[Interview begins at 56:13]
This week, my guest is Capt. Drew Price, an expert on fishing large, multi-story, multi-species lakes. Drew has pioneered methods for catching unusual and fascinating freshwater fish, such as bowfin, gar, and freshwater drum. He also loves to fish for trout, bass, and carp, but there are days on his home water, Lake Champlain, when those popular fish may not cooperate. And it’s fun to fill your life list with new species, some of which may live in your own backyard. If you’re looking for a new challenge, want to escape summer’s crowded trout rivers, or if your rivers are too warm, learn about how you can fish large lakes for all kinds of cool fish.
In the Fly Box, we have lots of thought-provoking questions, including:
- What should I pack for my trip to Alaska, and how should I pack my waders?
- Why did they use heaver stuff, like size 8 wet flies and 3X leaders, back in the 1930s through 1950s?
- Why am I missing brown and rainbow trout striking my leech pattern?
- Why am I missing small cutthroat trout on my dry flies?
- I see large brown trout very close to me in a heavily fished river, but they won’t take any of my flies. Are they spooked?
- Tips from a listener on how to store rods and other tackle.
- Why do some rods not have hook keepers?
- What fishing fiction do you recommend, beyond Big Two-Hearted River and A River Runs through It?
- For fishing hopper patterns, should I go long and fine or short and heavy with my leader?
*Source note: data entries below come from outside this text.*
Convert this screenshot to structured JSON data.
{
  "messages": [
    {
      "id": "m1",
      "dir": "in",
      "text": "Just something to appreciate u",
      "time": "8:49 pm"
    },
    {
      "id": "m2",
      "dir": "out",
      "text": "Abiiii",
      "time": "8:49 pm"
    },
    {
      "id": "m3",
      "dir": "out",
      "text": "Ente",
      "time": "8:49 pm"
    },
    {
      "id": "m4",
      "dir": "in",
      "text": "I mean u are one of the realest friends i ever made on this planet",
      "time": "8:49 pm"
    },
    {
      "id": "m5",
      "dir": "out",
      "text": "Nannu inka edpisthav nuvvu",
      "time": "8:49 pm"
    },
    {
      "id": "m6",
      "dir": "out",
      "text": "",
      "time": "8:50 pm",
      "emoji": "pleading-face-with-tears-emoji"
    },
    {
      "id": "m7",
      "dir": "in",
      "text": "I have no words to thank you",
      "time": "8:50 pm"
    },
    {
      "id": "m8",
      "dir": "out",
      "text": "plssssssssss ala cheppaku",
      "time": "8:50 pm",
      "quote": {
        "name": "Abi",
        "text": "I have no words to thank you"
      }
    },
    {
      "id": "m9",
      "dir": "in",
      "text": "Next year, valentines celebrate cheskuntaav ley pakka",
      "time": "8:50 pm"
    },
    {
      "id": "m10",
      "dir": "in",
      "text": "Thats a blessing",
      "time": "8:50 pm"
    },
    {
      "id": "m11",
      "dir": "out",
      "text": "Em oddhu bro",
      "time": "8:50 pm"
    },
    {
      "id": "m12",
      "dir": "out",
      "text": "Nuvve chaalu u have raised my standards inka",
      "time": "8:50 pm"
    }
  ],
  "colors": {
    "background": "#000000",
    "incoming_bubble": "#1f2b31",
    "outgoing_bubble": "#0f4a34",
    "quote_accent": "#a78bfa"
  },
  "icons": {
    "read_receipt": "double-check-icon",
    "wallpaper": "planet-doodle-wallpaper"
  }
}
- I caught some big rainbow trout but also saw some huge suckers in the same river. How can I catch those suckers on a fly?
- Where is the best place to set down your rod and reel when switching flies or leaders?
- If I see some debris on my nymph, should I clean it off?
- How does the hard-sided Orvis stripping basket compare to collapsible mesh versions?
- When I release trout, should I try to feed them mealworms or something to make up for them losing a meal?